Read through the listing below, and copy every line where the string "number" appears.

#####

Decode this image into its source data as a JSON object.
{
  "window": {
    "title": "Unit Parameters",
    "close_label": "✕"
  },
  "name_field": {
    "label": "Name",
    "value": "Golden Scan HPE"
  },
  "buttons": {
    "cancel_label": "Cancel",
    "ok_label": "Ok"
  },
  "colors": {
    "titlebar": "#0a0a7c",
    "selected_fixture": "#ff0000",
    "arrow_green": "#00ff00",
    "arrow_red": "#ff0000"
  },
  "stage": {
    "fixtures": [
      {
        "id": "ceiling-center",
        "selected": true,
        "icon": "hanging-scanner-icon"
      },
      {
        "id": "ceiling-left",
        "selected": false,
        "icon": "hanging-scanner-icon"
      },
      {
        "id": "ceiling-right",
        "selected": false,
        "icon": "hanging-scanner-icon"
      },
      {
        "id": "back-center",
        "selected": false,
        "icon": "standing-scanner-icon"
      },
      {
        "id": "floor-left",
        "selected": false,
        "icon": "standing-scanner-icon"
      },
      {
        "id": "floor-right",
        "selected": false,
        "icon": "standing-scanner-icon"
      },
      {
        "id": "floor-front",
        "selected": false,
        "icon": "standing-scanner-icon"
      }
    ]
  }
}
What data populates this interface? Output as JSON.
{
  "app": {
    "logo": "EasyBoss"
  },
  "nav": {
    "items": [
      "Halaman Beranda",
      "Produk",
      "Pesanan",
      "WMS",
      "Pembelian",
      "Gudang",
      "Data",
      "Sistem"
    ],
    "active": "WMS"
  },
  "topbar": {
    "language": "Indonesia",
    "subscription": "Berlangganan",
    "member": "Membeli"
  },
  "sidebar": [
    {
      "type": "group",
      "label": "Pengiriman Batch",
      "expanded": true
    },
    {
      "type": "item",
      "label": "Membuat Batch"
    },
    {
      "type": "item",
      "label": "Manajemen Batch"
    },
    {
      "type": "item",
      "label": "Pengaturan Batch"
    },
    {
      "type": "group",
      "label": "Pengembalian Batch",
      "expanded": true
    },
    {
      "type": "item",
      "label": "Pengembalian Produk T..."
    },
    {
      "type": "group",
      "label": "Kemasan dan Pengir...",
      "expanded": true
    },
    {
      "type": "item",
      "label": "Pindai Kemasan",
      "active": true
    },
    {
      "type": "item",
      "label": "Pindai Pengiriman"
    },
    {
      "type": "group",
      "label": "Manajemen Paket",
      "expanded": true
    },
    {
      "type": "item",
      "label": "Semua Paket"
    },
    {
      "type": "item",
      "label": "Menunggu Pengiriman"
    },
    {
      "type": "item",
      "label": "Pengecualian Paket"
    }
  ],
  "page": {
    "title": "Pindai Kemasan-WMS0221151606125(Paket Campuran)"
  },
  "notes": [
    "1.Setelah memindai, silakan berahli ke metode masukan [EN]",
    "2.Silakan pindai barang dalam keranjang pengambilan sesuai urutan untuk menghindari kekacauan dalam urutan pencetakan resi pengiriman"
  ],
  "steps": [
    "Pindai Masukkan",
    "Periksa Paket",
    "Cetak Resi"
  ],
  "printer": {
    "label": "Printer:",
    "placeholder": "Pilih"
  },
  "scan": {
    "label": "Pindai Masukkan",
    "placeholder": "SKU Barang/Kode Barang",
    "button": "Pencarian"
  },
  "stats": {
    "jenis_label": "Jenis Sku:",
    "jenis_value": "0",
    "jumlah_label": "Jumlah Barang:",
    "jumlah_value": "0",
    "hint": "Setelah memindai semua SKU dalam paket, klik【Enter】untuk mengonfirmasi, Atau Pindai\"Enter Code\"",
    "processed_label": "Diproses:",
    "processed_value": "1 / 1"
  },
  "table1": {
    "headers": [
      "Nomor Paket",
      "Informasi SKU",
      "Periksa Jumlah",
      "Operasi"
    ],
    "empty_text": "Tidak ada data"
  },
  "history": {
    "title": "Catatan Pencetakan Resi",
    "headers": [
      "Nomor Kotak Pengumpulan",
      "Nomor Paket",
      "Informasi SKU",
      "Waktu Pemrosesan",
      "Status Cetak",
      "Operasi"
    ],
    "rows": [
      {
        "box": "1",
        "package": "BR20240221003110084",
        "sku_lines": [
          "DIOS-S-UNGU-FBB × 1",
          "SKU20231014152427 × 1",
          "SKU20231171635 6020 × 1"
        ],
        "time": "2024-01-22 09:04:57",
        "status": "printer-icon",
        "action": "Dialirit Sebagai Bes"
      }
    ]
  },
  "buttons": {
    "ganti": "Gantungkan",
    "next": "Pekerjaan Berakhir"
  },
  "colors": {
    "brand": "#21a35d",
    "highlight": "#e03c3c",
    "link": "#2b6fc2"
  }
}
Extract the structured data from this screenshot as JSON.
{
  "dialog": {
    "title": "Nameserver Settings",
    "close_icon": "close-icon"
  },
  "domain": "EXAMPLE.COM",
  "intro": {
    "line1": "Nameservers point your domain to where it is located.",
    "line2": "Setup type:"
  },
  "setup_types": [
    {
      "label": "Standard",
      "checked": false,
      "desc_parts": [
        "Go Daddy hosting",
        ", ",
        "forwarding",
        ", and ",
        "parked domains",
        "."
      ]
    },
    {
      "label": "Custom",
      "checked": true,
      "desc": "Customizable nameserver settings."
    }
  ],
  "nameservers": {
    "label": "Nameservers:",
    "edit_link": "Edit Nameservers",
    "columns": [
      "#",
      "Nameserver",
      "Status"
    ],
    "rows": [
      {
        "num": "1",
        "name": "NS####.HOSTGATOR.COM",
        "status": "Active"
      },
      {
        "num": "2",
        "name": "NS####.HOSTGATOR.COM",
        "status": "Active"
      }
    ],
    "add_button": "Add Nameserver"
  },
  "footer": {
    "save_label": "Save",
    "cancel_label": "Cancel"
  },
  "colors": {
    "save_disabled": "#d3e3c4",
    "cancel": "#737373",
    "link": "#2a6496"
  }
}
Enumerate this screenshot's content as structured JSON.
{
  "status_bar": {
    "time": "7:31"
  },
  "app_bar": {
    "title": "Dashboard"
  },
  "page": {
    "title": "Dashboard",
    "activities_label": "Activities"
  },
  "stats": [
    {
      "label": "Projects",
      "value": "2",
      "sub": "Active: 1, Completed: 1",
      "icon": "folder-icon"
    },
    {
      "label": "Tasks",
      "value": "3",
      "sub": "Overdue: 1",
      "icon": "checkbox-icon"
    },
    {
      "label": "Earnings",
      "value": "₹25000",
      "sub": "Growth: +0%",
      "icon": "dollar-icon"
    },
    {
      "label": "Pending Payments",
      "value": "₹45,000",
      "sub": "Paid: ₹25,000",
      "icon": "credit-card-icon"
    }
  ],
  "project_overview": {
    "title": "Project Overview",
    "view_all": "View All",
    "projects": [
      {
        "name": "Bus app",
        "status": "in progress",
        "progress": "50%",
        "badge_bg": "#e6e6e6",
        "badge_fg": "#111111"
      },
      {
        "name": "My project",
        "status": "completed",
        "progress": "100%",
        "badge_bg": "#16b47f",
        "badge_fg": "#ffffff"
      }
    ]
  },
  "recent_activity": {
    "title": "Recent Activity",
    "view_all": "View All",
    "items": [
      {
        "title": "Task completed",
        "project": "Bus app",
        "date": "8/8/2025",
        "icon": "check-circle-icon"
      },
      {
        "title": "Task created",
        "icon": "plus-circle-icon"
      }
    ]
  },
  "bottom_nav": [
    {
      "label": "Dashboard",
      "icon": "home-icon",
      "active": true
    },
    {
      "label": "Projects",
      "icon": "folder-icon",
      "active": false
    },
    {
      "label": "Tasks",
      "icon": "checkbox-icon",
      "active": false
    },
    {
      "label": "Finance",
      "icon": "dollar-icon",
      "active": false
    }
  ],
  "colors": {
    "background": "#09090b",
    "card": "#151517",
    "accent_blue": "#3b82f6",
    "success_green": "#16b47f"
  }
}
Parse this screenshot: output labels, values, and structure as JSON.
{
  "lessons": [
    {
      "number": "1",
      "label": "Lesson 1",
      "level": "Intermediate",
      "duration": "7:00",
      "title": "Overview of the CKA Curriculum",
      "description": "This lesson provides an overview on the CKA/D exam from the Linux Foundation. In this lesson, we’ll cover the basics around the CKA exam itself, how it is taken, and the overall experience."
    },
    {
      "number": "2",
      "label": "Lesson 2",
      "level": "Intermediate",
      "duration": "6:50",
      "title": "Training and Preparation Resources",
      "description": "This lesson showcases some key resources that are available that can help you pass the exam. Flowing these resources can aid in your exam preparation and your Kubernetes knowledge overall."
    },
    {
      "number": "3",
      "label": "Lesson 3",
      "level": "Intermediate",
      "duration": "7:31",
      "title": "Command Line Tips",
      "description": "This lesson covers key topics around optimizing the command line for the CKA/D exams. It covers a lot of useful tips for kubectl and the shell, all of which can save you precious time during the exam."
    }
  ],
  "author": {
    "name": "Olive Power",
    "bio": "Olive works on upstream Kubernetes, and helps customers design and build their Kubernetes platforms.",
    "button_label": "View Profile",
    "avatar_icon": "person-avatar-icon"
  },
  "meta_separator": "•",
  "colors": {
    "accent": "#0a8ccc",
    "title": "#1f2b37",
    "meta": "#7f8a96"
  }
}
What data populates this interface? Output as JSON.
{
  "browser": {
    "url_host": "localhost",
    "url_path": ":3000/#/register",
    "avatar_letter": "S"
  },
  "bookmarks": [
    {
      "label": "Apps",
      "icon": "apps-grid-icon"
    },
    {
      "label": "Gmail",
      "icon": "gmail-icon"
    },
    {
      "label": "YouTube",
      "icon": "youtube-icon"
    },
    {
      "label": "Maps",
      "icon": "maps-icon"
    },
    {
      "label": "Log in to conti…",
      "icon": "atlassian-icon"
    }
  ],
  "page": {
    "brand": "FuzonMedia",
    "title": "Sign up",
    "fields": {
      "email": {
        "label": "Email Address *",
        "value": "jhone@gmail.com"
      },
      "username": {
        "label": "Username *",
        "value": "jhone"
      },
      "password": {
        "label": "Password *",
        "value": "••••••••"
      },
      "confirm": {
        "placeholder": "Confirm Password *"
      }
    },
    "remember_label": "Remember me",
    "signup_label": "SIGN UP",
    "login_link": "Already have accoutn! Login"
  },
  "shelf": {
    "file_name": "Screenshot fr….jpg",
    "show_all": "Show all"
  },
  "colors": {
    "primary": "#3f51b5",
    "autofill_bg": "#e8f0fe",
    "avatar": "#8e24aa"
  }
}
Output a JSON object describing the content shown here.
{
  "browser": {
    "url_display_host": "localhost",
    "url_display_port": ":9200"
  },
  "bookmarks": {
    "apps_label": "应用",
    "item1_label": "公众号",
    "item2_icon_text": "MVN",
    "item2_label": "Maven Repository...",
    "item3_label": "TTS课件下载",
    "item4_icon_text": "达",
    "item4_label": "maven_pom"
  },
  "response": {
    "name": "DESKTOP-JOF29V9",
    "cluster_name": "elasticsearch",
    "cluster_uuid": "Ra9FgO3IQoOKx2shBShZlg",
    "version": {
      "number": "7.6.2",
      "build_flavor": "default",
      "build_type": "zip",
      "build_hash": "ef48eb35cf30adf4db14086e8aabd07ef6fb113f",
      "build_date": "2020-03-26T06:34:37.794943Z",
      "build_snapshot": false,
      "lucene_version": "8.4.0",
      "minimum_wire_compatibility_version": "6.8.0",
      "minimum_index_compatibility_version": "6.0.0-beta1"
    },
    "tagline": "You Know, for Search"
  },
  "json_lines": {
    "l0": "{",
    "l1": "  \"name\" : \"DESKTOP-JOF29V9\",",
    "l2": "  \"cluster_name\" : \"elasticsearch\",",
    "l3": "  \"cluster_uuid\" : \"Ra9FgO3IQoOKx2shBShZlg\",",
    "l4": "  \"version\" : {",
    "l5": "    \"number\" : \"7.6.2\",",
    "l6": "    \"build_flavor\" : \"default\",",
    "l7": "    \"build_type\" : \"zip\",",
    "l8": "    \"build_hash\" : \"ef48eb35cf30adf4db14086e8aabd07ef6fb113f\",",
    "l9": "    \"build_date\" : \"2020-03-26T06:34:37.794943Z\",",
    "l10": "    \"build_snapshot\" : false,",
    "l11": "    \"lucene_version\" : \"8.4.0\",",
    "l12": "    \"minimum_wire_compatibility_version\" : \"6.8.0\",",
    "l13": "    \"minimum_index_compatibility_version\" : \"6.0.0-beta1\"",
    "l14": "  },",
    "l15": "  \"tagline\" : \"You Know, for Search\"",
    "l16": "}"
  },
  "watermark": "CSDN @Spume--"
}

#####

● **Problem solution**:
      "number": "1",
      "number": "2",
      "number": "3",
      "number": "7.6.2",
    "l5": "    \"number\" : \"7.6.2\",",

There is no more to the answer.